Rundlet-May House

The Architect Question

“Architect” as the profession we know of today, did not really exist during the time in which James and Jane Rundlet’s house was built in 1807. It was not uncommon for those highly skilled in designing buildings to also be carpenters, tradesmen, cabinetmakers; skilled in many areas all at once, and though there was no specific trade called “architect,often the word “housewright” was used when referring to someone named as the principal builder. The question of who built the family home then remains, though there is no question that James Rundlet approached the building of his family’s house through the lens of an interest in mathematics and sciences, as evidenced by some of his books. It can be inferred that he was very involved in the decision process, as would have been common for someone of his social standing at the time. It is unknown if Jane Rundlet had any involvement in the design of the house, though it would have been unusual at this time for a woman’s voice to be heard on such a matter, whereas she may have been more involved in the furnishing of the interior.

James Rundlet was also in possession of a copy of Asher Benjamin’s The Country Builder’s Assistant, written when Benjamin was in his twenties. The book would have provided more than ample inspiration to not only him but his team of builders, as it had profound impact on the architecture produced in this era, as did many of Asher Benjamin’s books that came after, a totaling of seven in his career.

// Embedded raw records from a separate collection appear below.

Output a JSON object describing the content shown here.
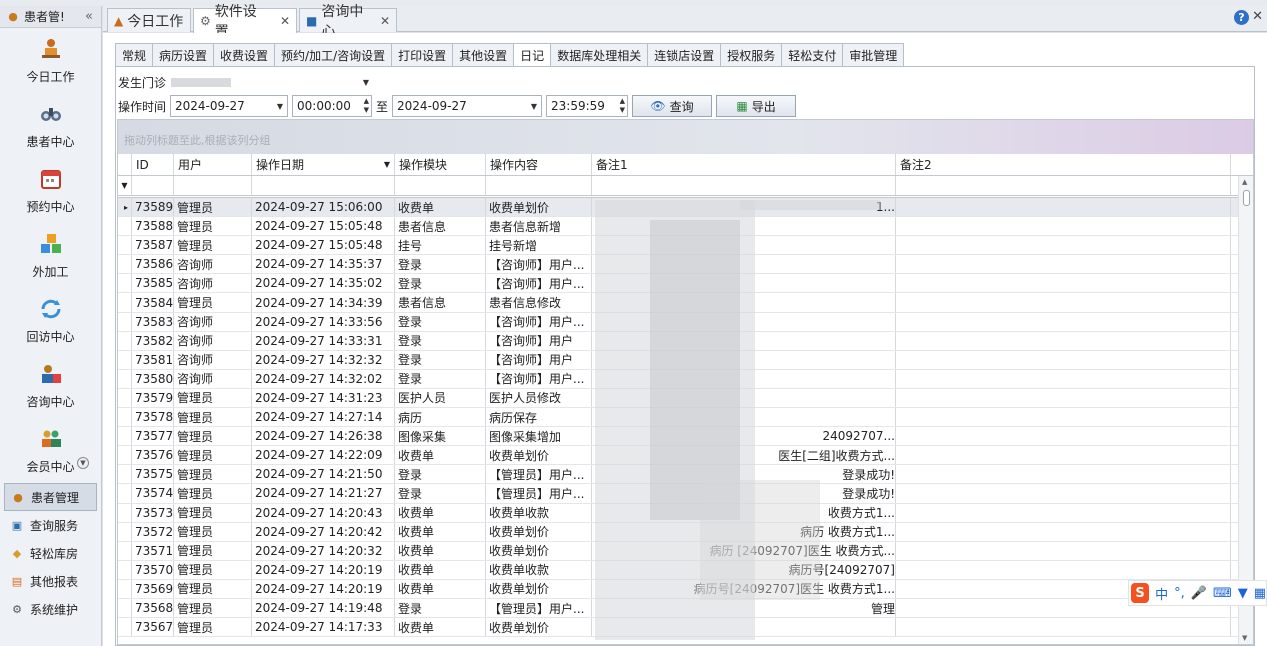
{
  "left_panel": {
    "title": "患者管!",
    "collapse_icon": "double-chevron-left-icon",
    "nav_items": [
      {
        "label": "今日工作",
        "icon": "person-at-desk-icon"
      },
      {
        "label": "患者中心",
        "icon": "binoculars-icon"
      },
      {
        "label": "预约中心",
        "icon": "calendar-icon"
      },
      {
        "label": "外加工",
        "icon": "cubes-icon"
      },
      {
        "label": "回访中心",
        "icon": "refresh-icon"
      },
      {
        "label": "咨询中心",
        "icon": "consultant-icon"
      },
      {
        "label": "会员中心",
        "icon": "members-icon"
      }
    ],
    "groups": [
      {
        "label": "患者管理",
        "active": true
      },
      {
        "label": "查询服务",
        "active": false
      },
      {
        "label": "轻松库房",
        "active": false
      },
      {
        "label": "其他报表",
        "active": false
      },
      {
        "label": "系统维护",
        "active": false
      }
    ]
  },
  "doc_tabs": [
    {
      "label": "今日工作",
      "closable": false,
      "active": false
    },
    {
      "label": "软件设置",
      "closable": true,
      "active": true
    },
    {
      "label": "咨询中心",
      "closable": true,
      "active": false
    }
  ],
  "sub_tabs": [
    {
      "label": "常规",
      "active": false
    },
    {
      "label": "病历设置",
      "active": false
    },
    {
      "label": "收费设置",
      "active": false
    },
    {
      "label": "预约/加工/咨询设置",
      "active": false
    },
    {
      "label": "打印设置",
      "active": false
    },
    {
      "label": "其他设置",
      "active": false
    },
    {
      "label": "日记",
      "active": true
    },
    {
      "label": "数据库处理相关",
      "active": false
    },
    {
      "label": "连锁店设置",
      "active": false
    },
    {
      "label": "授权服务",
      "active": false
    },
    {
      "label": "轻松支付",
      "active": false
    },
    {
      "label": "审批管理",
      "active": false
    }
  ],
  "filters": {
    "clinic_label": "发生门诊",
    "time_label": "操作时间",
    "start_date": "2024-09-27",
    "start_time": "00:00:00",
    "to_label": "至",
    "end_date": "2024-09-27",
    "end_time": "23:59:59",
    "query_button": "查询",
    "export_button": "导出"
  },
  "grid": {
    "group_hint": "拖动列标题至此,根据该列分组",
    "columns": [
      "ID",
      "用户",
      "操作日期",
      "操作模块",
      "操作内容",
      "备注1",
      "备注2"
    ],
    "rows": [
      {
        "id": "73589",
        "user": "管理员",
        "date": "2024-09-27 15:06:00",
        "module": "收费单",
        "content": "收费单划价",
        "note1": "1...",
        "note2": ""
      },
      {
        "id": "73588",
        "user": "管理员",
        "date": "2024-09-27 15:05:48",
        "module": "患者信息",
        "content": "患者信息新增",
        "note1": "",
        "note2": ""
      },
      {
        "id": "73587",
        "user": "管理员",
        "date": "2024-09-27 15:05:48",
        "module": "挂号",
        "content": "挂号新增",
        "note1": "",
        "note2": ""
      },
      {
        "id": "73586",
        "user": "咨询师",
        "date": "2024-09-27 14:35:37",
        "module": "登录",
        "content": "【咨询师】用户...",
        "note1": "",
        "note2": ""
      },
      {
        "id": "73585",
        "user": "咨询师",
        "date": "2024-09-27 14:35:02",
        "module": "登录",
        "content": "【咨询师】用户...",
        "note1": "",
        "note2": ""
      },
      {
        "id": "73584",
        "user": "管理员",
        "date": "2024-09-27 14:34:39",
        "module": "患者信息",
        "content": "患者信息修改",
        "note1": "",
        "note2": ""
      },
      {
        "id": "73583",
        "user": "咨询师",
        "date": "2024-09-27 14:33:56",
        "module": "登录",
        "content": "【咨询师】用户...",
        "note1": "",
        "note2": ""
      },
      {
        "id": "73582",
        "user": "咨询师",
        "date": "2024-09-27 14:33:31",
        "module": "登录",
        "content": "【咨询师】用户",
        "note1": "",
        "note2": ""
      },
      {
        "id": "73581",
        "user": "咨询师",
        "date": "2024-09-27 14:32:32",
        "module": "登录",
        "content": "【咨询师】用户",
        "note1": "",
        "note2": ""
      },
      {
        "id": "73580",
        "user": "咨询师",
        "date": "2024-09-27 14:32:02",
        "module": "登录",
        "content": "【咨询师】用户...",
        "note1": "",
        "note2": ""
      },
      {
        "id": "73579",
        "user": "管理员",
        "date": "2024-09-27 14:31:23",
        "module": "医护人员",
        "content": "医护人员修改",
        "note1": "",
        "note2": ""
      },
      {
        "id": "73578",
        "user": "管理员",
        "date": "2024-09-27 14:27:14",
        "module": "病历",
        "content": "病历保存",
        "note1": "",
        "note2": ""
      },
      {
        "id": "73577",
        "user": "管理员",
        "date": "2024-09-27 14:26:38",
        "module": "图像采集",
        "content": "图像采集增加",
        "note1": "24092707...",
        "note2": ""
      },
      {
        "id": "73576",
        "user": "管理员",
        "date": "2024-09-27 14:22:09",
        "module": "收费单",
        "content": "收费单划价",
        "note1": "医生[二组]收费方式...",
        "note2": ""
      },
      {
        "id": "73575",
        "user": "管理员",
        "date": "2024-09-27 14:21:50",
        "module": "登录",
        "content": "【管理员】用户...",
        "note1": "登录成功!",
        "note2": ""
      },
      {
        "id": "73574",
        "user": "管理员",
        "date": "2024-09-27 14:21:27",
        "module": "登录",
        "content": "【管理员】用户...",
        "note1": "登录成功!",
        "note2": ""
      },
      {
        "id": "73573",
        "user": "管理员",
        "date": "2024-09-27 14:20:43",
        "module": "收费单",
        "content": "收费单收款",
        "note1": "收费方式1...",
        "note2": ""
      },
      {
        "id": "73572",
        "user": "管理员",
        "date": "2024-09-27 14:20:42",
        "module": "收费单",
        "content": "收费单划价",
        "note1": "病历 收费方式1...",
        "note2": ""
      },
      {
        "id": "73571",
        "user": "管理员",
        "date": "2024-09-27 14:20:32",
        "module": "收费单",
        "content": "收费单划价",
        "note1": "病历 [24092707]医生 收费方式...",
        "note2": ""
      },
      {
        "id": "73570",
        "user": "管理员",
        "date": "2024-09-27 14:20:19",
        "module": "收费单",
        "content": "收费单收款",
        "note1": "病历号[24092707]",
        "note2": ""
      },
      {
        "id": "73569",
        "user": "管理员",
        "date": "2024-09-27 14:20:19",
        "module": "收费单",
        "content": "收费单划价",
        "note1": "病历号[24092707]医生 收费方式1...",
        "note2": ""
      },
      {
        "id": "73568",
        "user": "管理员",
        "date": "2024-09-27 14:19:48",
        "module": "登录",
        "content": "【管理员】用户...",
        "note1": "管理",
        "note2": ""
      },
      {
        "id": "73567",
        "user": "管理员",
        "date": "2024-09-27 14:17:33",
        "module": "收费单",
        "content": "收费单划价",
        "note1": "",
        "note2": ""
      }
    ]
  },
  "ime": {
    "logo": "S",
    "mode": "中",
    "punct": "°,",
    "icons": [
      "microphone-icon",
      "keyboard-icon",
      "shirt-icon",
      "grid-icon"
    ]
  }
}
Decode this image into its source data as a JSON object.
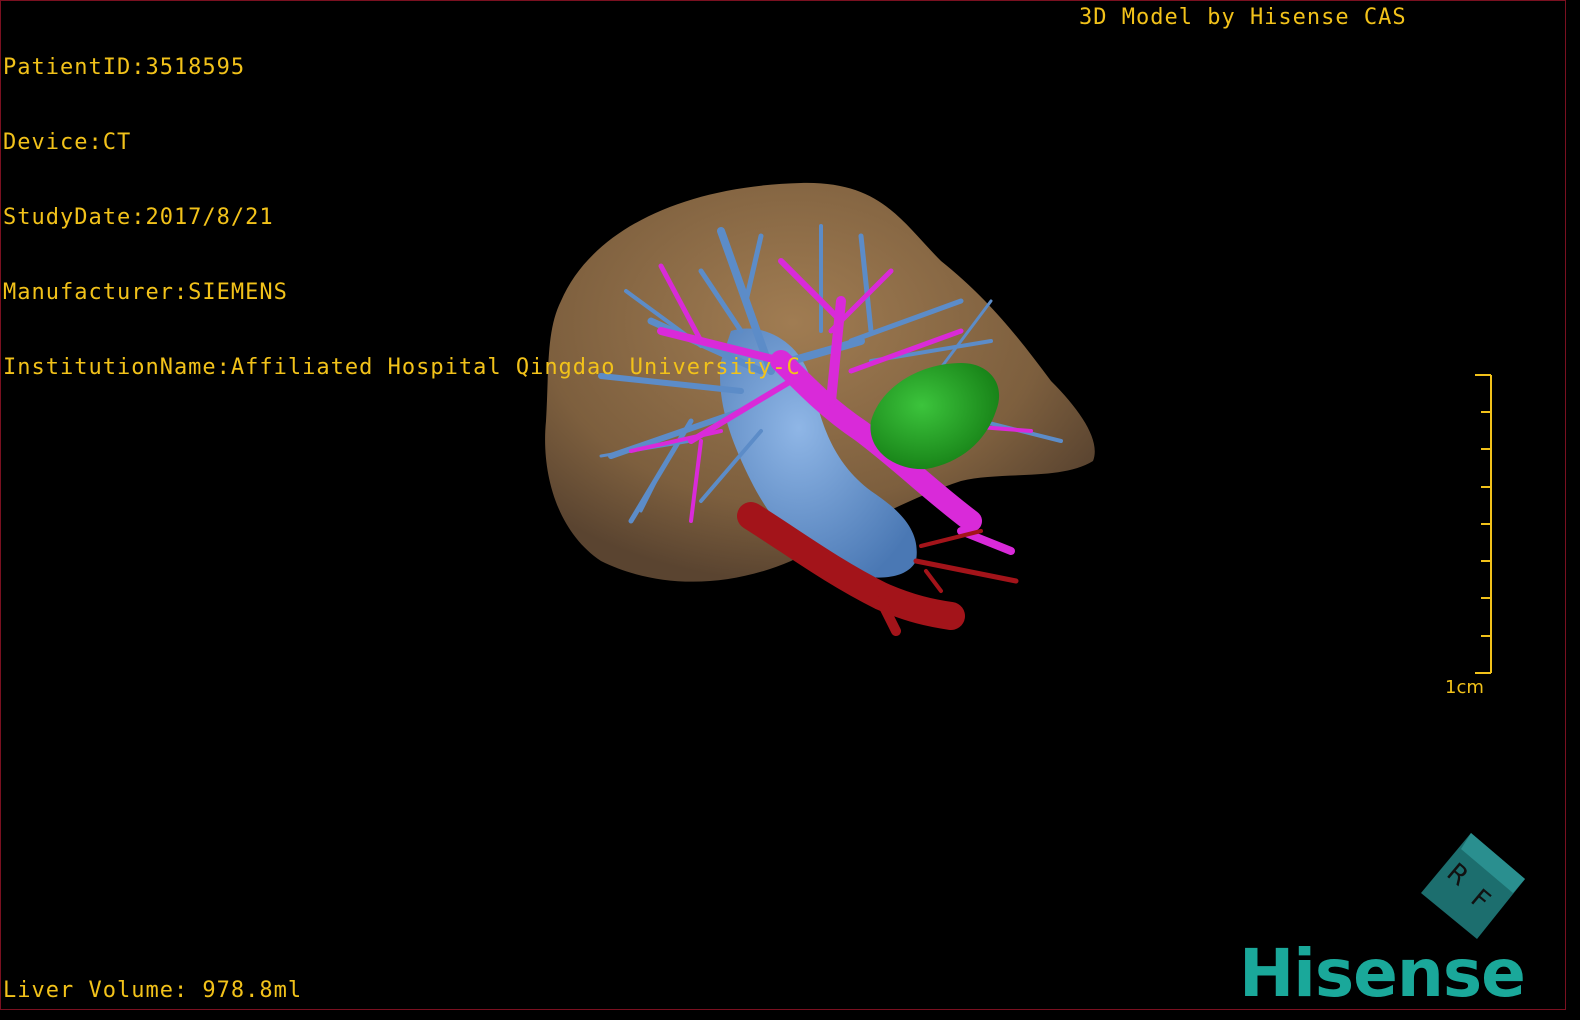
{
  "viewer": {
    "patient_id": "PatientID:3518595",
    "device": "Device:CT",
    "study_date": "StudyDate:2017/8/21",
    "manufacturer": "Manufacturer:SIEMENS",
    "institution": "InstitutionName:Affiliated Hospital Qingdao University-C",
    "model_title": "3D Model by Hisense CAS",
    "liver_volume": "Liver Volume: 978.8ml",
    "scale_label": "1cm",
    "orientation_letter_1": "R",
    "orientation_letter_2": "F",
    "brand": "Hisense"
  },
  "colors": {
    "text": "#f2c21a",
    "liver": "#8a6a45",
    "hepatic_vein": "#5c8cc8",
    "portal_vein": "#d92ad9",
    "tumor": "#2aa32a",
    "artery": "#a3141a",
    "brand": "#1aa89a"
  }
}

In James Rundlet’s account books, large payments were made to James Nutter, a master joiner, William Deering, a master carver (for work on “carved work and carved capitals”) and Ebenezer Clifford, a joiner who received the largest payment on the project as a whole. 


Portland Maine-born Alexander Parris (1780-1852), a housewright who built many houses in Maine, Massachusetts, and built St. John’s Church in Portsmouth, may have also been an influence as well for the final design of the Rundlet’s home, though he too, was influenced by English pattern books and Asher Benjamin. The cornerstone of St. John’s Church was laid in June of 1807, making the build almost analogous to the time period in which the Rundlet’s house was built. Three hundred buildings in Portsmouth burned in a fire in December of 1806, including the original church. A new wave of building in Portsmouth was about to take hold.